◆ **Stored dataset items**:

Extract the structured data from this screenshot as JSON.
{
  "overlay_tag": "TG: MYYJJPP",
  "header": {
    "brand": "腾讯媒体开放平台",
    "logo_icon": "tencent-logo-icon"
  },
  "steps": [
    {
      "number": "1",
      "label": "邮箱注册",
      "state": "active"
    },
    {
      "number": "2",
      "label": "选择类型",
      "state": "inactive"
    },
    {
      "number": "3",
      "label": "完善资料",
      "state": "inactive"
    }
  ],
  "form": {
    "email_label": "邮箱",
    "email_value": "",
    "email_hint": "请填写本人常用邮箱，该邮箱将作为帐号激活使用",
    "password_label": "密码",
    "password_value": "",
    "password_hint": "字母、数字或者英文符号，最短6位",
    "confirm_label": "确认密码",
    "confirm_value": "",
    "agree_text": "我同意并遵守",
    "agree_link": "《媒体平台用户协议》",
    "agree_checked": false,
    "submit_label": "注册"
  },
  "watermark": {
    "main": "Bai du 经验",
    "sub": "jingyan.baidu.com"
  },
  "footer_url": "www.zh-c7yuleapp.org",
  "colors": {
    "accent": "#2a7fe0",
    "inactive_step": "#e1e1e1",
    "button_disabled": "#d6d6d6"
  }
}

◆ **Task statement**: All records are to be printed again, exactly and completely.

◆ **Answer for this exercise**:
Extract the structured data from this screenshot as JSON.
{
  "overlay_tag": "TG: MYYJJPP",
  "header": {
    "brand": "腾讯媒体开放平台",
    "logo_icon": "tencent-logo-icon"
  },
  "steps": [
    {
      "number": "1",
      "label": "邮箱注册",
      "state": "active"
    },
    {
      "number": "2",
      "label": "选择类型",
      "state": "inactive"
    },
    {
      "number": "3",
      "label": "完善资料",
      "state": "inactive"
    }
  ],
  "form": {
    "email_label": "邮箱",
    "email_value": "",
    "email_hint": "请填写本人常用邮箱，该邮箱将作为帐号激活使用",
    "password_label": "密码",
    "password_value": "",
    "password_hint": "字母、数字或者英文符号，最短6位",
    "confirm_label": "确认密码",
    "confirm_value": "",
    "agree_text": "我同意并遵守",
    "agree_link": "《媒体平台用户协议》",
    "agree_checked": false,
    "submit_label": "注册"
  },
  "watermark": {
    "main": "Bai du 经验",
    "sub": "jingyan.baidu.com"
  },
  "footer_url": "www.zh-c7yuleapp.org",
  "colors": {
    "accent": "#2a7fe0",
    "inactive_step": "#e1e1e1",
    "button_disabled": "#d6d6d6"
  }
}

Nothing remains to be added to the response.